**What to work on**
Please print each of the entries below exactly.

App and web page records:

=======

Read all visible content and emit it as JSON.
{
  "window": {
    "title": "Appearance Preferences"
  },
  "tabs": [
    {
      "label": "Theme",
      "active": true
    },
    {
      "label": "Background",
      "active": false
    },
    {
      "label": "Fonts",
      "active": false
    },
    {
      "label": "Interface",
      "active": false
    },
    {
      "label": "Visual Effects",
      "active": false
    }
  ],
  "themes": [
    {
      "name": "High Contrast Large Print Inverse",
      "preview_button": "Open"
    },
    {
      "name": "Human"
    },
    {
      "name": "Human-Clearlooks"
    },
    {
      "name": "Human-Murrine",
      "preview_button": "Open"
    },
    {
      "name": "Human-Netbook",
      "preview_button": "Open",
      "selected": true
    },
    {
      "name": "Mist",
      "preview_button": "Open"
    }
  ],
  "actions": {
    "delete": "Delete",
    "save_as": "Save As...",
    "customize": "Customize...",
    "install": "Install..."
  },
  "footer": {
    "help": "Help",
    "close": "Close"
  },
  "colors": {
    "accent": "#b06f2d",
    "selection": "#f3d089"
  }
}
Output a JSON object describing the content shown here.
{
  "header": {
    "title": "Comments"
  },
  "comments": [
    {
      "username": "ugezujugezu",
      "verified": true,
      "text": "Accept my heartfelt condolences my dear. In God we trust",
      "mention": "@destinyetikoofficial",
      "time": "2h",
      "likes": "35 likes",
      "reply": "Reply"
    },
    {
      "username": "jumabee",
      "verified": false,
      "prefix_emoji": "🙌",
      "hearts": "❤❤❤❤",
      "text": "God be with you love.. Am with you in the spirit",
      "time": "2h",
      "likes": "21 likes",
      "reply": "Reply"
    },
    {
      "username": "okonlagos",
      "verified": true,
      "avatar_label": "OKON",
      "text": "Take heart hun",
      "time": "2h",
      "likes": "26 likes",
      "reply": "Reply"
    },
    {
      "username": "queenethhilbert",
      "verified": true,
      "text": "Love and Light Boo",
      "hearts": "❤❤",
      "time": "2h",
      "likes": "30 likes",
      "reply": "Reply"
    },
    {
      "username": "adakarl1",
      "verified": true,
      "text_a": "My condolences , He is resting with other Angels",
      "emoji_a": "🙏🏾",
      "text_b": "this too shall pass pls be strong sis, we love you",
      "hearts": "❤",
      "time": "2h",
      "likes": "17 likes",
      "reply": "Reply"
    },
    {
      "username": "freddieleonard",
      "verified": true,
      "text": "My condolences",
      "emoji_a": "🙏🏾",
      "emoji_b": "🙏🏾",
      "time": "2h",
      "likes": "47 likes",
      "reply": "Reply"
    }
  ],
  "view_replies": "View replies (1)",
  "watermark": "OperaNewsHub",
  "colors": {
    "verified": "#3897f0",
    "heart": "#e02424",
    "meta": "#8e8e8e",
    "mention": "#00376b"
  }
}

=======

**Reply to the exercise**
Read all visible content and emit it as JSON.
{
  "window": {
    "title": "Appearance Preferences"
  },
  "tabs": [
    {
      "label": "Theme",
      "active": true
    },
    {
      "label": "Background",
      "active": false
    },
    {
      "label": "Fonts",
      "active": false
    },
    {
      "label": "Interface",
      "active": false
    },
    {
      "label": "Visual Effects",
      "active": false
    }
  ],
  "themes": [
    {
      "name": "High Contrast Large Print Inverse",
      "preview_button": "Open"
    },
    {
      "name": "Human"
    },
    {
      "name": "Human-Clearlooks"
    },
    {
      "name": "Human-Murrine",
      "preview_button": "Open"
    },
    {
      "name": "Human-Netbook",
      "preview_button": "Open",
      "selected": true
    },
    {
      "name": "Mist",
      "preview_button": "Open"
    }
  ],
  "actions": {
    "delete": "Delete",
    "save_as": "Save As...",
    "customize": "Customize...",
    "install": "Install..."
  },
  "footer": {
    "help": "Help",
    "close": "Close"
  },
  "colors": {
    "accent": "#b06f2d",
    "selection": "#f3d089"
  }
}
Output a JSON object describing the content shown here.
{
  "header": {
    "title": "Comments"
  },
  "comments": [
    {
      "username": "ugezujugezu",
      "verified": true,
      "text": "Accept my heartfelt condolences my dear. In God we trust",
      "mention": "@destinyetikoofficial",
      "time": "2h",
      "likes": "35 likes",
      "reply": "Reply"
    },
    {
      "username": "jumabee",
      "verified": false,
      "prefix_emoji": "🙌",
      "hearts": "❤❤❤❤",
      "text": "God be with you love.. Am with you in the spirit",
      "time": "2h",
      "likes": "21 likes",
      "reply": "Reply"
    },
    {
      "username": "okonlagos",
      "verified": true,
      "avatar_label": "OKON",
      "text": "Take heart hun",
      "time": "2h",
      "likes": "26 likes",
      "reply": "Reply"
    },
    {
      "username": "queenethhilbert",
      "verified": true,
      "text": "Love and Light Boo",
      "hearts": "❤❤",
      "time": "2h",
      "likes": "30 likes",
      "reply": "Reply"
    },
    {
      "username": "adakarl1",
      "verified": true,
      "text_a": "My condolences , He is resting with other Angels",
      "emoji_a": "🙏🏾",
      "text_b": "this too shall pass pls be strong sis, we love you",
      "hearts": "❤",
      "time": "2h",
      "likes": "17 likes",
      "reply": "Reply"
    },
    {
      "username": "freddieleonard",
      "verified": true,
      "text": "My condolences",
      "emoji_a": "🙏🏾",
      "emoji_b": "🙏🏾",
      "time": "2h",
      "likes": "47 likes",
      "reply": "Reply"
    }
  ],
  "view_replies": "View replies (1)",
  "watermark": "OperaNewsHub",
  "colors": {
    "verified": "#3897f0",
    "heart": "#e02424",
    "meta": "#8e8e8e",
    "mention": "#00376b"
  }
}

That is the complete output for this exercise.